What Does Workers Comp Actually Cover?

Workers comp is a type of liability insurance that protects two parties: both the employer and the employee. Both parties typically pay into a pool of money with each paycheck. When an employee is injured on the job, the employer can dot the “I”s and cross the “T”s to make sure that the employee can use that aforementioned pool of money for healthcare resulting from the injury, regardless of whether or not the employee has health insurance. It also helps protect employers by reducing the chance that an employee will file a personal injury lawsuit.

Workers comp covers accidental workplace injuries. An employee may be allowed to dip into the pool of money to cover healthcare costs, costs associated with lost wages or earning potential, costs of physical therapy, or funeral expenses if the worst should happen. Believe it or not, workers comp might even pay more if an employee is scarred because of the injury! Employees probably won’t need a slip and fall attorney for a simple accident, and that’s thanks to workers comp.

But there are exceptions to every rule, and workers comp is no different. What isn’t covered? It depends on where you live and what happened. For your state rules and regulations, check with your employer (or a lawyer if you don’t trust your employer). 
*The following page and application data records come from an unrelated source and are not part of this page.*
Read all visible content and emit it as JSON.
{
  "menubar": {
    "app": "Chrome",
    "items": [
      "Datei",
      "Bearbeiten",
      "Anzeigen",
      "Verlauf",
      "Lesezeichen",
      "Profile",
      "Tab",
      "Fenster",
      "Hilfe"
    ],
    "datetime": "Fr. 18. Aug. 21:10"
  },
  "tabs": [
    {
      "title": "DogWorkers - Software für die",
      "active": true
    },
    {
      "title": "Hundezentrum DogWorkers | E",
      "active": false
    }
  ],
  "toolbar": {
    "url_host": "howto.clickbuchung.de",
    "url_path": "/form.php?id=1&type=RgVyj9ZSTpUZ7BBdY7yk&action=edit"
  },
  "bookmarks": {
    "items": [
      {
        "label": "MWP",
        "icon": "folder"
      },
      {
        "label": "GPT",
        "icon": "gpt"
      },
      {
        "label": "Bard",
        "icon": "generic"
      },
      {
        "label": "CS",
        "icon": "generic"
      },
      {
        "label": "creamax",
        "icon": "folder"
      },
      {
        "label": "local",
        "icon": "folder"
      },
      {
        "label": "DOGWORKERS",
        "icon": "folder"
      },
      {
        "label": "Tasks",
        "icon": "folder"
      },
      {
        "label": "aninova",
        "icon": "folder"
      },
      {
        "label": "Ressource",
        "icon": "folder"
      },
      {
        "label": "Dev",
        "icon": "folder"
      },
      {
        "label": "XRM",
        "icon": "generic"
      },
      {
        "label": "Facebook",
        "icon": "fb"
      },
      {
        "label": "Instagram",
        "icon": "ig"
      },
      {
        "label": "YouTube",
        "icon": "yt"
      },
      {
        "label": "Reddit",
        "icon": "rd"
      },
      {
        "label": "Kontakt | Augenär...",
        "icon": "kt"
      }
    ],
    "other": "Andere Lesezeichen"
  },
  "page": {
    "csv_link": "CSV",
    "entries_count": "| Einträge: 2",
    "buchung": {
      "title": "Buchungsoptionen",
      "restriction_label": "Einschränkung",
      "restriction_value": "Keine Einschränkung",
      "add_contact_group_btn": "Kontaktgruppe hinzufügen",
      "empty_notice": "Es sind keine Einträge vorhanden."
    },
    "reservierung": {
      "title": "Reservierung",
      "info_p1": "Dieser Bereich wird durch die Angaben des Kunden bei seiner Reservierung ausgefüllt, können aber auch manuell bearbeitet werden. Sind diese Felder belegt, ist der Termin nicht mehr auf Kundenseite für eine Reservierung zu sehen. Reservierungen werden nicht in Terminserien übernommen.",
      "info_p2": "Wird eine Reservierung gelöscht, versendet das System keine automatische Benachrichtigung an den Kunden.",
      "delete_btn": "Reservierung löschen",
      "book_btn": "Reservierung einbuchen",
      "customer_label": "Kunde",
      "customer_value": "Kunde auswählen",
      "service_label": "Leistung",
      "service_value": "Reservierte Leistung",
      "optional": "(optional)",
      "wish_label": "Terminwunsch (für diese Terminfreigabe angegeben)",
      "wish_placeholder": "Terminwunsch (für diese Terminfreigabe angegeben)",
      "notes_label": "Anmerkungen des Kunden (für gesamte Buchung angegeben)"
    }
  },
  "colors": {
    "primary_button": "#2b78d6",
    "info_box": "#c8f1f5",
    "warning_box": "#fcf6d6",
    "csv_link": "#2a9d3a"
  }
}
Here’s what we can say for sure. If the accident was caused by an employee — and keep in mind there’s a very stark legal difference between cause and effect — then the employee might not be covered. One obvious example involves fighting. If an employee tries to punch another employee or customer in the face, misses, and is whacked in retaliation, then workers comp absolutely will not cover his broken nose. He started the fight, after all. On the other hand, if the employee is hurt in a fight they didn’t start, then workers comp would absolutely cover medical expenses. 

The first thing an employer will likely do after an employee is injured in an accident is ask the employee to submit to a drug test. Don’t want to take the drug test? That’s legally fine, but you’re sure to lose your job. Take the drug test and it comes back positive? Bye Felicia. You’re sure to lose your job. Keep in mind that some drug tests will come back positive even if you consumed alcohol a full 24 hours prior. So even though the tests aren’t always fool-proof, an employee could still be screwed over — and need to pay for their own medical expenses after an accident. 

If you are an employee and were hurt while working, then you should have already contacted your direct supervisor. Failure to do so might make it more difficult for you to make a workers comp claim later, especially if there’s no video footage of the accident or no one around to corroborate your story. When reporting the injury, provide a full accounting — including your written story, if possible — and make it as detailed as you can.